6. FinOps is the framework that connects the business to the spending priority on IT capabilities and provides a path for governance and accountability with continuous and iterative practices. With the cloud procurement practices of IT teams often be compared to moving from buying beer by the bottle (on-premises procurement) to the installation of a Tap directly into the bedroom of an alcoholic, it is not surprising that cost control and purchase decision governance is a big topic for 2024.
7. AI, Privacy and Cyber Governance Policy – As businesses seek to exploit growing AI opportunities the requirement for staff to undertake Structured Experimentation will require both planning and risk mitigation strategies. The need to consider your technical and control policies across your technology environment will also become increasingly critical with the new privacy regulations and cyber security obligations expected in 2024.
8. 3G shutdown and Windows 10 EOL– although some may feel like the impending 3G shutdown might feel like the Y2K bug of last century, for some industries it poses a very real danger. It is not so much a concern identifying 3G only devices, but ensuring that older 4G devices supporting machine to machine communication that are deployed in remote locations are able to operate on the frequency bands that have coverage at those locations. Planning for the scheduled Windows 10 EOL should be nearing completion and 2024 should be used for the migration or retirement of those devices.
9. Priority Planning, deciding what not to do is often just as important on identifying the opportunity landscape. The more that the IT function properly engages with the business the truly limitless appetite for more information, more automation and improved capabilities is increasingly uncovered demonstrating the insatiable demand the business has. Maintaining focus and prioritisation is critical to success in delivering your improvement and remediation projects.

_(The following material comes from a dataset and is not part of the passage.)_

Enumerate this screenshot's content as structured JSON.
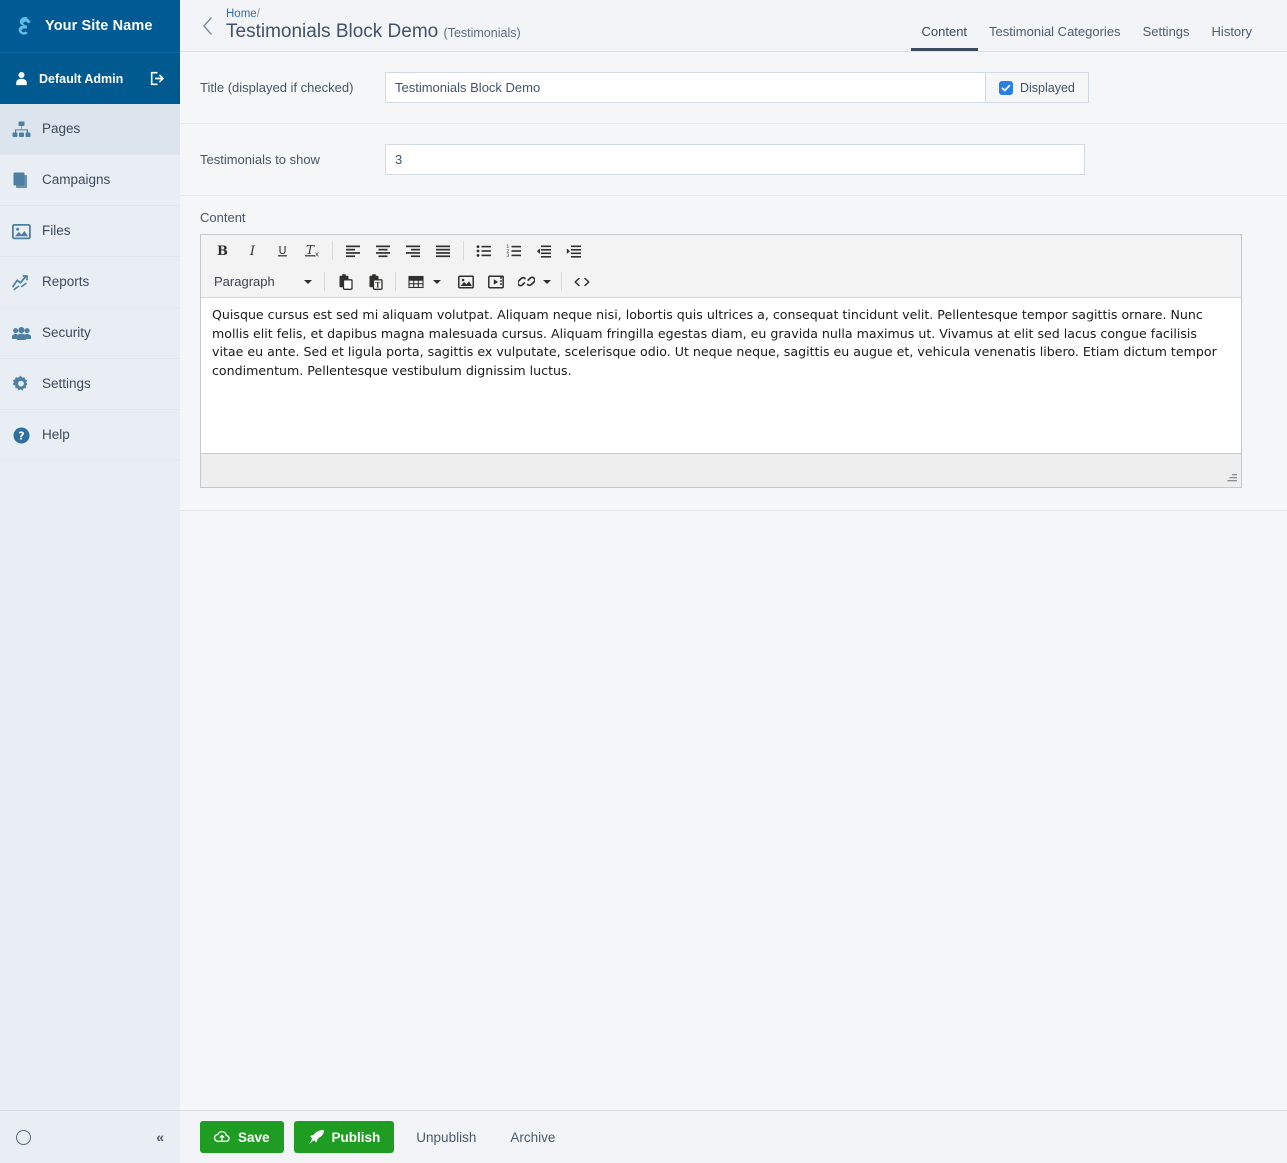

10. Improved technical governance and further increased board-level oversight of IT operations – The importance of secure, reliable and efficient IT to support the competitiveness of businesses will continue to be a focal point for many boards. Data custody has become an increasing concern as increasingly complex supply chain and IT environments threaten to affect the “line of sight” of organisations to its information. Boards will continue to ask questions on their risk levels for data integrity, information protection and privacy compliance. We expect many more organisations will opt for Independent external review to provide appropriate oversight directly to the board.